(Data about app and page elements)
^^^^

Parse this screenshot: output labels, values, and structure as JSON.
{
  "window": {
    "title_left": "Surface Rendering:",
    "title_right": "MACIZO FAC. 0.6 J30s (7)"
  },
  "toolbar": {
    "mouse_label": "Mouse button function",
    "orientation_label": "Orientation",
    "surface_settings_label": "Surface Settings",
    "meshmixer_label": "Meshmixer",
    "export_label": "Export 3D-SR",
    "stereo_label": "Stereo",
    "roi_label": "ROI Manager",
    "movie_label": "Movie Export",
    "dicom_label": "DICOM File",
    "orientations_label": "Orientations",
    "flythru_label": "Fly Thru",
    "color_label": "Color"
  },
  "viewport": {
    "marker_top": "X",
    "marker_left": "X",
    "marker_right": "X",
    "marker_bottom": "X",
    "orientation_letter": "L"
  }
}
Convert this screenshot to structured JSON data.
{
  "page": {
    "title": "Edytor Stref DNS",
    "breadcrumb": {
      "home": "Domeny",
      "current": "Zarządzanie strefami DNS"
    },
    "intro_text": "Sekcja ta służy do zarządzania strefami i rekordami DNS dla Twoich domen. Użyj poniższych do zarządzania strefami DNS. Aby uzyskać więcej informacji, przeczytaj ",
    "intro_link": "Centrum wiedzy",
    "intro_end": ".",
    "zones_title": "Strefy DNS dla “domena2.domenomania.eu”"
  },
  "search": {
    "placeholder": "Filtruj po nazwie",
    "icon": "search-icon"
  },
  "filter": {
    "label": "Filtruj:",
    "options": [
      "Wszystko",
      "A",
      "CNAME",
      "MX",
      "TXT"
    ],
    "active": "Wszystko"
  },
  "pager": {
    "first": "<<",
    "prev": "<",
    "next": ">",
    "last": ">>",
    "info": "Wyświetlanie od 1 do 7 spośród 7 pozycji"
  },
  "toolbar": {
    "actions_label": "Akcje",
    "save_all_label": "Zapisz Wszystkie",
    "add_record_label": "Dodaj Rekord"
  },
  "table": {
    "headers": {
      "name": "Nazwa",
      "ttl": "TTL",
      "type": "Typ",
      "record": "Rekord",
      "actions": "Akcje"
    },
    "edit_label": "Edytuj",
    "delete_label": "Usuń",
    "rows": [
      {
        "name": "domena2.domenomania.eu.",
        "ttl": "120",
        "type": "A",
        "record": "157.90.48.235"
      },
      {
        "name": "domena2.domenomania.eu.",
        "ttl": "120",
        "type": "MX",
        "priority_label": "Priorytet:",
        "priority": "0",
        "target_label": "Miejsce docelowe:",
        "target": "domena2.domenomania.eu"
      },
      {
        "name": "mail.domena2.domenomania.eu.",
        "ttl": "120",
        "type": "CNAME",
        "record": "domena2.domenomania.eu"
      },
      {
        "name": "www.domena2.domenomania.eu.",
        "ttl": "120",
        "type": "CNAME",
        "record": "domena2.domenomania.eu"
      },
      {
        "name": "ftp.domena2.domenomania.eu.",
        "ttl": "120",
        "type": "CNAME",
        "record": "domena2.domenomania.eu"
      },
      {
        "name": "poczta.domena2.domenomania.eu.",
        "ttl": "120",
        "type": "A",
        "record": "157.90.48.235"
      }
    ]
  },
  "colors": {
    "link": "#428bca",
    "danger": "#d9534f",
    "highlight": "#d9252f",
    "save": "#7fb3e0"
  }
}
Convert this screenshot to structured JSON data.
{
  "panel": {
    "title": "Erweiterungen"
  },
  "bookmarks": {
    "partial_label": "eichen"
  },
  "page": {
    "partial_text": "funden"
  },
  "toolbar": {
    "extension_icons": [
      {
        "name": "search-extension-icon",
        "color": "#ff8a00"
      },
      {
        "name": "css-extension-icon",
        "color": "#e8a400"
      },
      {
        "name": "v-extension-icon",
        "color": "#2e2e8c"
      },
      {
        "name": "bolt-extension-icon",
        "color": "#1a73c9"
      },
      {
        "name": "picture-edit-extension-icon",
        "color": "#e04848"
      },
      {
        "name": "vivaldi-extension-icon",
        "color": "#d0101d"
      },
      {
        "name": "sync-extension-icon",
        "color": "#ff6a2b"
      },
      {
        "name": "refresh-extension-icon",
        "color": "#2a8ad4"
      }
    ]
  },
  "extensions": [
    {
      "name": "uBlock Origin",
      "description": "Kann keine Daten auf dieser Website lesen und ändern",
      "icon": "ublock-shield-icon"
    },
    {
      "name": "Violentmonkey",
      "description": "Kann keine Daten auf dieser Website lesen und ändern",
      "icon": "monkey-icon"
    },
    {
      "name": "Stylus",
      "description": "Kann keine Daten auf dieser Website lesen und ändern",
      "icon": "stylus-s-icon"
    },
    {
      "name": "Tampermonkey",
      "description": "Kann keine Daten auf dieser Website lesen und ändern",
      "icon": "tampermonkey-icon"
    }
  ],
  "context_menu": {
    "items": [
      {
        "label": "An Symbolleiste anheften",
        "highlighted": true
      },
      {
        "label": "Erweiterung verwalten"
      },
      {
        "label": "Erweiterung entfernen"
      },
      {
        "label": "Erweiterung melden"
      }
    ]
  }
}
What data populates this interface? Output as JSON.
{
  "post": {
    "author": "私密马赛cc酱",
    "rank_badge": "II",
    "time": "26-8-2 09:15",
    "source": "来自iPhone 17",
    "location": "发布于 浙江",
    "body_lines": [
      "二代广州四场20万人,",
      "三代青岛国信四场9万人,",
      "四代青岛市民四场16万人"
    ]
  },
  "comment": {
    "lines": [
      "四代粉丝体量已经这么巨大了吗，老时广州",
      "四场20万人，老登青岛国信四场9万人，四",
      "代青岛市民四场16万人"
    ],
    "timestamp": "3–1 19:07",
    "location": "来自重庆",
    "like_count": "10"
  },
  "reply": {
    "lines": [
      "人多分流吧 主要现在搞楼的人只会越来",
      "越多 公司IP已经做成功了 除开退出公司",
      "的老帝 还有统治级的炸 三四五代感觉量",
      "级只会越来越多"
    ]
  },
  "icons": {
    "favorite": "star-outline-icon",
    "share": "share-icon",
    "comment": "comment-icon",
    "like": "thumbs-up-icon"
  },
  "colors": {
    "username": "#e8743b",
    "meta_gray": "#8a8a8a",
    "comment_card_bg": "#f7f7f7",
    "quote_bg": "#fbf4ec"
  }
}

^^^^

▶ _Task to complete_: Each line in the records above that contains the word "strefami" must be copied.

▶ _Exercise result_:
      "current": "Zarządzanie strefami DNS"
    "intro_text": "Sekcja ta służy do zarządzania strefami i rekordami DNS dla Twoich domen. Użyj poniższych do zarządzania strefami DNS. Aby uzyskać więcej informacji, przeczytaj ",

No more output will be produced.